Girls Playing a Boy's Game
Female graffiti artists
By Katie Haegele

From Gadfly July/August 2000


Bombing, hitting, burning; cutting lines, getting up, going over. If they aren't familiar to you, these terms might sound like drug references or maybe anarchist war cries. In a way, they're both. The art of graffiti is at once a deeply personal and inherently political—not to mention addictive—form of self-expression. Described in the vernacular of its surrounding hip-hop culture, graffiti could well be the ultimate act of culture jamming.

Yet in some surprising ways, graffiti is reflective of the male-dominated culture that spawned it 30 years ago. Since it emerged in the early 1970s, so-called New York graffiti has picked up relatively few female followers.

According to Susan Farrell, painter, friend to graf artists worldwide and mistress of the gorgeous and comprehensive Art Crimes website, there is no "typical" writer. "There is almost nothing you can say about writers in demographic terms that is generally true," she says, although she points out that the culture has gotten "whiter" as it has spread to the American suburbs and to geographies across the globe.

Nonetheless, the train yards and subway stations where bombers do their thing are undeniably man's domain. Even the most generous estimates put women at only two percent of graffiti artists, says Farrell.

Why has a subculture, one that by its very nature subverts the restrictions of the mainstream, marginalized its women? There's a sort of natural selection at work here: testosterone-driven ambition and physical prowess are requirements for gaining a position of notoriety in the community.

Although most writers will assert that there's nothing inherently male about the activity, it is extremely competitive. Farrell explains the predominant attitude toward gaining respect: "Rule number one is, 'You suck until further notice.' There are very few people of either gender who can stand up to the kind of criticism that is at the core of graffiti competition ... It's trial by fire to come up in the graffiti world ... Few women—few artists, for that matter—want to compete that hard for that long, and it takes a kind of single-minded determination that is hard to maintain. It might be that the opportunities for distraction are greater than the rewards of continuing for most female writers."

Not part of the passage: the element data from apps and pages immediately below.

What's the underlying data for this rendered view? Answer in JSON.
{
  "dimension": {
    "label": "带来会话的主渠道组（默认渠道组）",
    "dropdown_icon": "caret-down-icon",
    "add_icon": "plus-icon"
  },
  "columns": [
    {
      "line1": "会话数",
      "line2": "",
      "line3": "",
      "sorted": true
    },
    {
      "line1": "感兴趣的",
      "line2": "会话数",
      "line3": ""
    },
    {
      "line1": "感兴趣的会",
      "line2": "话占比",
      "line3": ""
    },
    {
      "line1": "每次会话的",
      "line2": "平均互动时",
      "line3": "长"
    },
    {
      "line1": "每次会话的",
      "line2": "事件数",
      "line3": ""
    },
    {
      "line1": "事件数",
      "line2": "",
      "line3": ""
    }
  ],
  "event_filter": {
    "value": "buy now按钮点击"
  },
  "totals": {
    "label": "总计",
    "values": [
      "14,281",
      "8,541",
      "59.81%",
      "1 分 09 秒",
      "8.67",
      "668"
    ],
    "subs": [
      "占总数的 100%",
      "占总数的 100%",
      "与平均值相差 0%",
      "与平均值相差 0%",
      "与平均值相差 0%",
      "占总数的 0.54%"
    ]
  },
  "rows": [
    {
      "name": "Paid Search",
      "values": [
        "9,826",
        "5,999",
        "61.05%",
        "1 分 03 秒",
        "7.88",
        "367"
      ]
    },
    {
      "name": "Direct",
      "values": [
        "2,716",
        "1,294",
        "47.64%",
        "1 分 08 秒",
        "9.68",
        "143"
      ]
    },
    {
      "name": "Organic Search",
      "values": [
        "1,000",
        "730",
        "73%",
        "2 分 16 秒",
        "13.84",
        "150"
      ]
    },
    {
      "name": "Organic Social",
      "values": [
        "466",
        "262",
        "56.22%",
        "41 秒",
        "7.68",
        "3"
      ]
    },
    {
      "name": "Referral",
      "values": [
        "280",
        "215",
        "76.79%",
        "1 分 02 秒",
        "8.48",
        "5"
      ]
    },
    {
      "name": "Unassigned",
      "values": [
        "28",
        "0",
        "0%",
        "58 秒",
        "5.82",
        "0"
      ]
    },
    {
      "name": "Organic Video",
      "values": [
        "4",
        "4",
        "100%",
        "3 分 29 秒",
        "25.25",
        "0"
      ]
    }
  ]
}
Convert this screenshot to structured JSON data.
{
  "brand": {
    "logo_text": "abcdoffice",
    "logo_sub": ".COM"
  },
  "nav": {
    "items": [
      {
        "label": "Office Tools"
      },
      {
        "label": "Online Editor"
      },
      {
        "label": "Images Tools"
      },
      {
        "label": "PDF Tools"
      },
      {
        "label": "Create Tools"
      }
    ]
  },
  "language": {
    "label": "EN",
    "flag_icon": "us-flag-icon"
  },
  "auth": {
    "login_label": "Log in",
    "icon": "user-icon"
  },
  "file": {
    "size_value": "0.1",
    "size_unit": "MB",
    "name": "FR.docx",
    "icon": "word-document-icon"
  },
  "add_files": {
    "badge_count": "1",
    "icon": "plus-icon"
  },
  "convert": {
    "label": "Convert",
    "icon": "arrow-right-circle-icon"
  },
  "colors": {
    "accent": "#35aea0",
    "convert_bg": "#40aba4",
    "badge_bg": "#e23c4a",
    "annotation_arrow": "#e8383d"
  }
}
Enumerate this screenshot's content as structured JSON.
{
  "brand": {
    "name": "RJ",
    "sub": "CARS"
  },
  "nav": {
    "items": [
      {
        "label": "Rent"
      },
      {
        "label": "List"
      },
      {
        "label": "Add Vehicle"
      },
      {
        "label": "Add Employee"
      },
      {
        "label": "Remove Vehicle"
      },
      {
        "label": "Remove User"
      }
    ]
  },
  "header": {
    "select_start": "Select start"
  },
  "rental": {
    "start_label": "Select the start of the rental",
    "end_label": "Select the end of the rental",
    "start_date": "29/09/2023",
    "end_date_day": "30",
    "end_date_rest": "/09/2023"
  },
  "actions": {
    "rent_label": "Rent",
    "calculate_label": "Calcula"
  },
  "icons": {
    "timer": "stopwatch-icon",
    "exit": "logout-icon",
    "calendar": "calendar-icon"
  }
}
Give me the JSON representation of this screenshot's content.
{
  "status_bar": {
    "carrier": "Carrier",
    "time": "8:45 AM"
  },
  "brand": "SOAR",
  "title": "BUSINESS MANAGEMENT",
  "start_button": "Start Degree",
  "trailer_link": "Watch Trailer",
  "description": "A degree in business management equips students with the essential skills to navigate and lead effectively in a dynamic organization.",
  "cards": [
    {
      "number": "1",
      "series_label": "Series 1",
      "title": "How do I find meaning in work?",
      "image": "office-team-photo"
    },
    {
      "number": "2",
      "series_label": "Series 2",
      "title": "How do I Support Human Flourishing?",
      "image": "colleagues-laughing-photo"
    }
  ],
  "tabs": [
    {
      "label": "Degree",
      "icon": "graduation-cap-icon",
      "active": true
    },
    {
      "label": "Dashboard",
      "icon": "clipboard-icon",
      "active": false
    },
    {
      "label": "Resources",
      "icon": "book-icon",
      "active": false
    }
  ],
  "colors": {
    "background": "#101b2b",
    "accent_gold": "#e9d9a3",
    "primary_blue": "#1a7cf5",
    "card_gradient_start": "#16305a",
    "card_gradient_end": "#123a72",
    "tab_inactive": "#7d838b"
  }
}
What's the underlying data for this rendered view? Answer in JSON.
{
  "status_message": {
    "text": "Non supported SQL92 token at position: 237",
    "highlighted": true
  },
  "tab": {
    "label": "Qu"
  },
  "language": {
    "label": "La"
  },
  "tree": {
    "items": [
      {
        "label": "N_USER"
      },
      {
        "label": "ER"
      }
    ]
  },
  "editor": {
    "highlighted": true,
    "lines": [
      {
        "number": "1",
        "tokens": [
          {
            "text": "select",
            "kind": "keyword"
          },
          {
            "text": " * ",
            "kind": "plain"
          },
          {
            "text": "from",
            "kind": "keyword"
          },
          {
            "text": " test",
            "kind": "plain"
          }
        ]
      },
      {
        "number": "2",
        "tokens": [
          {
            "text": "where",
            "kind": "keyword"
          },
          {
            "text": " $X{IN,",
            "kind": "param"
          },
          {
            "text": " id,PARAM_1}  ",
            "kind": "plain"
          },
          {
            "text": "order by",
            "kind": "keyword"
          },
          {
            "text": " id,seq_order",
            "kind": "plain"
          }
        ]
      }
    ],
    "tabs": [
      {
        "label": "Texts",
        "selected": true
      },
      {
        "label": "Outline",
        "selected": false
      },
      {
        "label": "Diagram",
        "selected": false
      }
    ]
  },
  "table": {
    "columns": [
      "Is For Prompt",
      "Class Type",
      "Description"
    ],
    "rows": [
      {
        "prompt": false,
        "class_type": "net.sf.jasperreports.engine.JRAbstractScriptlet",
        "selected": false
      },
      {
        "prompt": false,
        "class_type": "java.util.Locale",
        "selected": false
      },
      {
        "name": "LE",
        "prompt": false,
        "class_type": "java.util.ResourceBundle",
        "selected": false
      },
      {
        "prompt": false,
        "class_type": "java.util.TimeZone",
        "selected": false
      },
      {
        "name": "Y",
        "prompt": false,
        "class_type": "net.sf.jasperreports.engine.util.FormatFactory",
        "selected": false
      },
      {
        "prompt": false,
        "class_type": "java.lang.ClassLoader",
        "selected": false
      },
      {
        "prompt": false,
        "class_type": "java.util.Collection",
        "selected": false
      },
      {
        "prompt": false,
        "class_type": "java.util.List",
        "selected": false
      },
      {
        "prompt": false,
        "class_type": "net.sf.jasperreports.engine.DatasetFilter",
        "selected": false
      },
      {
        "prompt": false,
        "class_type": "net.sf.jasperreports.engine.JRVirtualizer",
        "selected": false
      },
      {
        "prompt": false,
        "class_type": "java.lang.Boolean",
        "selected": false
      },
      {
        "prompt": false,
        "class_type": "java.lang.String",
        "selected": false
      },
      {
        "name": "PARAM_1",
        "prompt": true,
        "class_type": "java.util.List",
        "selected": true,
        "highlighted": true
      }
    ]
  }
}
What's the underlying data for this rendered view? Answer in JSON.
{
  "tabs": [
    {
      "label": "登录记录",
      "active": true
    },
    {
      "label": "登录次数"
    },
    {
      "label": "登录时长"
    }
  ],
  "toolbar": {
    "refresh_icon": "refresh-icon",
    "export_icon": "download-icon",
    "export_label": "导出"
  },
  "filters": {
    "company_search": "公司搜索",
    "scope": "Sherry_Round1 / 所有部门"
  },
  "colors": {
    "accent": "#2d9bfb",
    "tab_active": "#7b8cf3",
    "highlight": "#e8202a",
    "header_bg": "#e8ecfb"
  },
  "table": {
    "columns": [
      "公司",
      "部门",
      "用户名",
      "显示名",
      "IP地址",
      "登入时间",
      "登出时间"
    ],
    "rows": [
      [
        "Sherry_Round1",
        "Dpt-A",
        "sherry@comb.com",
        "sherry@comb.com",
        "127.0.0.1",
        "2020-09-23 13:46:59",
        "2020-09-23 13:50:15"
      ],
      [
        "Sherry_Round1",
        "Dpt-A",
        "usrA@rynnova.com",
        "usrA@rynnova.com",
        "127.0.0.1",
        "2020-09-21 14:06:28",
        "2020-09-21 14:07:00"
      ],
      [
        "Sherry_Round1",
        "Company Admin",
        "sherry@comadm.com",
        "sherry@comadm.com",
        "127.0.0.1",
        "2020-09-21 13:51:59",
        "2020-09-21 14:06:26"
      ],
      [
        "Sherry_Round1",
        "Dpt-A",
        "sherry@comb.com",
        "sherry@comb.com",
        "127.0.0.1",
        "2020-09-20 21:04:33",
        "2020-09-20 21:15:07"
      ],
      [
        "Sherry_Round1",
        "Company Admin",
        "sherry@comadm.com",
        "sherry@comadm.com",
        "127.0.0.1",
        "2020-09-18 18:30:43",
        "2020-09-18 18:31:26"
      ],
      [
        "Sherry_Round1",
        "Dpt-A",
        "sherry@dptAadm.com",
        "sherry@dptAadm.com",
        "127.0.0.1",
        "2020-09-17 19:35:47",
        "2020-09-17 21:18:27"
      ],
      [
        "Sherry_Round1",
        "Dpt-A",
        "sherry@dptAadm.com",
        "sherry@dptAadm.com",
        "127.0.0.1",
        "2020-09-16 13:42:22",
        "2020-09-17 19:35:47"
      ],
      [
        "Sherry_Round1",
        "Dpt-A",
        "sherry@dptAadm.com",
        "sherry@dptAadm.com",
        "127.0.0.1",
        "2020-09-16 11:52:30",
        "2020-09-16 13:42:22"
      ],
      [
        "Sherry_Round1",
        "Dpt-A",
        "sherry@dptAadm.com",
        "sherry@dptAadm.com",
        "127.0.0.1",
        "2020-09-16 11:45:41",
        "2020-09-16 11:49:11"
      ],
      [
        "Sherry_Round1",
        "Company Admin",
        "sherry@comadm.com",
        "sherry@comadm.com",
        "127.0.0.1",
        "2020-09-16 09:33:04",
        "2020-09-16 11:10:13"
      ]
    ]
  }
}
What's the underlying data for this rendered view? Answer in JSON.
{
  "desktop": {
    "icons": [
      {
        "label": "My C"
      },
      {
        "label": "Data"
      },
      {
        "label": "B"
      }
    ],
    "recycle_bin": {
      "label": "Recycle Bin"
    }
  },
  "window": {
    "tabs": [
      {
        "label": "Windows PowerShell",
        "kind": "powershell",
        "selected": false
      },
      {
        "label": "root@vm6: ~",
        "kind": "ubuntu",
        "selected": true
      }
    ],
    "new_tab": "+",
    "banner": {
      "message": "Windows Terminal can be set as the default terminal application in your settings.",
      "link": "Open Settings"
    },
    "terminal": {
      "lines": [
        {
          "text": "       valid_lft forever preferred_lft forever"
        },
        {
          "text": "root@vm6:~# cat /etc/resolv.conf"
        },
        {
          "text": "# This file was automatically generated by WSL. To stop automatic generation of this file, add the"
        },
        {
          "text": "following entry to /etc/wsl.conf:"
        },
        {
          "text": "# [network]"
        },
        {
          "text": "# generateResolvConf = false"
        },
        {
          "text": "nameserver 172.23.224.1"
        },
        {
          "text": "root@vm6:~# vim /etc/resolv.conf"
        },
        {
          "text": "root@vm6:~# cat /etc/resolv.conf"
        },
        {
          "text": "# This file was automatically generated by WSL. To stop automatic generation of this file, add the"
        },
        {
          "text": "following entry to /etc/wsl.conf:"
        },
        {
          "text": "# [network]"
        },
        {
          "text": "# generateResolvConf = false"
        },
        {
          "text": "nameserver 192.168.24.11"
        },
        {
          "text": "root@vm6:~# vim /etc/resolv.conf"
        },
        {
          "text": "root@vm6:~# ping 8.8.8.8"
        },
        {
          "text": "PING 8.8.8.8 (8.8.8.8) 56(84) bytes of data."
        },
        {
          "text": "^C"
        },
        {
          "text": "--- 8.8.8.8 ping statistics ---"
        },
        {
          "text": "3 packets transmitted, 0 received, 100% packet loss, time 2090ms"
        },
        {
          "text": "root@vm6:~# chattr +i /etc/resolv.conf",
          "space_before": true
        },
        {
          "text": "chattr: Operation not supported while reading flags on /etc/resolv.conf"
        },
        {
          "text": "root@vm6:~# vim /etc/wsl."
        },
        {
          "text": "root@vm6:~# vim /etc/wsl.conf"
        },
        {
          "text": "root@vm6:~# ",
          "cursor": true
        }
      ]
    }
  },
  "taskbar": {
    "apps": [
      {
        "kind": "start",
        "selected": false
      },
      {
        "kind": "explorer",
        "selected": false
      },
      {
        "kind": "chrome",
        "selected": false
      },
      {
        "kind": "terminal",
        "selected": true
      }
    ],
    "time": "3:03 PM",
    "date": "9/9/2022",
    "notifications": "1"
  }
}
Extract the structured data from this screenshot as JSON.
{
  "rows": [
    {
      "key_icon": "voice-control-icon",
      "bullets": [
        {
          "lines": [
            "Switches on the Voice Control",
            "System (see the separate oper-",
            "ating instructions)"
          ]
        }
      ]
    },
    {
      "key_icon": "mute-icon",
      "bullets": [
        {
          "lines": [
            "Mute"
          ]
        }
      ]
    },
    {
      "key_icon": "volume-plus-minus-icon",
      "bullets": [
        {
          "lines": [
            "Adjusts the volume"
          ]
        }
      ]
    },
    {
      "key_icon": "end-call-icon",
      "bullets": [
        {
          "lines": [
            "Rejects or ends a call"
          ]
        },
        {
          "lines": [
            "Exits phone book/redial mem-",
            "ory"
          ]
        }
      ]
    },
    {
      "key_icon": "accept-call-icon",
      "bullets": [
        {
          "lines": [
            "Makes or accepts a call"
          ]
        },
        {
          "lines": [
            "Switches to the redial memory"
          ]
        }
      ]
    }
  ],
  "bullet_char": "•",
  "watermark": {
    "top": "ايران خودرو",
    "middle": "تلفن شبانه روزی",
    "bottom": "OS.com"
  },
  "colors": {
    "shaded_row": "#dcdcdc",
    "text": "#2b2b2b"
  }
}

Good old-fashioned sexism surely plays a role, too. "[W]hen women come into the arena and compete with the men instead of competing for the men, those women are seen as sexual suspects," says Farrell. "Maybe they're lesbians, maybe they're whores, maybe they're property of some male writers.... In any case, they are a different, less comfortable kind of woman for the men to deal with."

Safety is another consideration. Some girls feel more secure working with a female partner or crew; others are brought into the fold by respected male writers who can provide protection. But Erotica 67, who has been writing since the fifth grade, says that being a woman has some perks when it comes to legal issues. After one close scrape with the police, she believes she was able to avoid trouble because she was a woman with a child.

Do women rock it differently from men stylistically? It depends on who you ask. Erotica, whose tag name is a tribute to early underground comic artist Vaughn Bodé (creator of the Deadbone Erotica characters that still feature prominently in graf pieces), doesn't think it breaks down strictly along the gender line. "There are different levels 'til you feel you have reached a tight design," she says. "And both males and females go through those levels equally."

Farrell concurs: "In the beginning it shows. As women further develop their own style inside graffiti aesthetics, however, these differences can disappear."

Often the pieces done by women do have a curvier, more colorful, more feminine feel. A uniquely female contribution to the culture is not to be discounted; indeed, girl artists are likely to get noticed for their gender alone.

Very recently, the influence of the Internet has affected both male and female writers. It's not a huge conceptual leap from the clandestine midnight marauder of the urban landscape to a digital artist whose identity is no more than an e-mail handle. Explains Farrell, "Artists online can easily be both famous and anonymous at the same time. Most important, the Internet is a global medium. If you make it on the 'net, you've gained worldwide fame, which has always been the primary goal of graffiti writing."

The Web can also offer a warmer and more inclusive community for women who might not otherwise make same-gender connections. Erotica says that meeting fellow girl writer Diva online "opened my eyes that there were other females out there who love the art form with as much respect for themselves as I did."

One look at such a digital meeting place can reveal that a dissection of gender issues isn't everybody's cup of tea. On the Writers' Forum discussion group, artist Antik rants: "This is the kinda shit I hate. Getting into male and female garbage.... So many times when a deejay rolls into town and happens to be female, she gets paraded around like some long lost newly discovered creature. Who gives a fuck with something like graffiti or dee-jaying if you're a guy or a girl? Really... it makes no damn bit of difference."

Yet the women themselves identify strongly with their status as girls playing a boys' game. At 23, Australian-based Tash is one of the more established female writers worldwide. She says she started writing in primary school because she was "sick of try-hard chicks around me who did nothing positive for the culture (except fucking the b-boys)."

In the end, it's only the love of the lifestyle that strings together this scattered group of individuals who humanize our cities, imposing structures. As writer Diva says: "I never thought picking up a can that one time would change my life so drastically so quickly ... it was like giving drugs to a drug addict."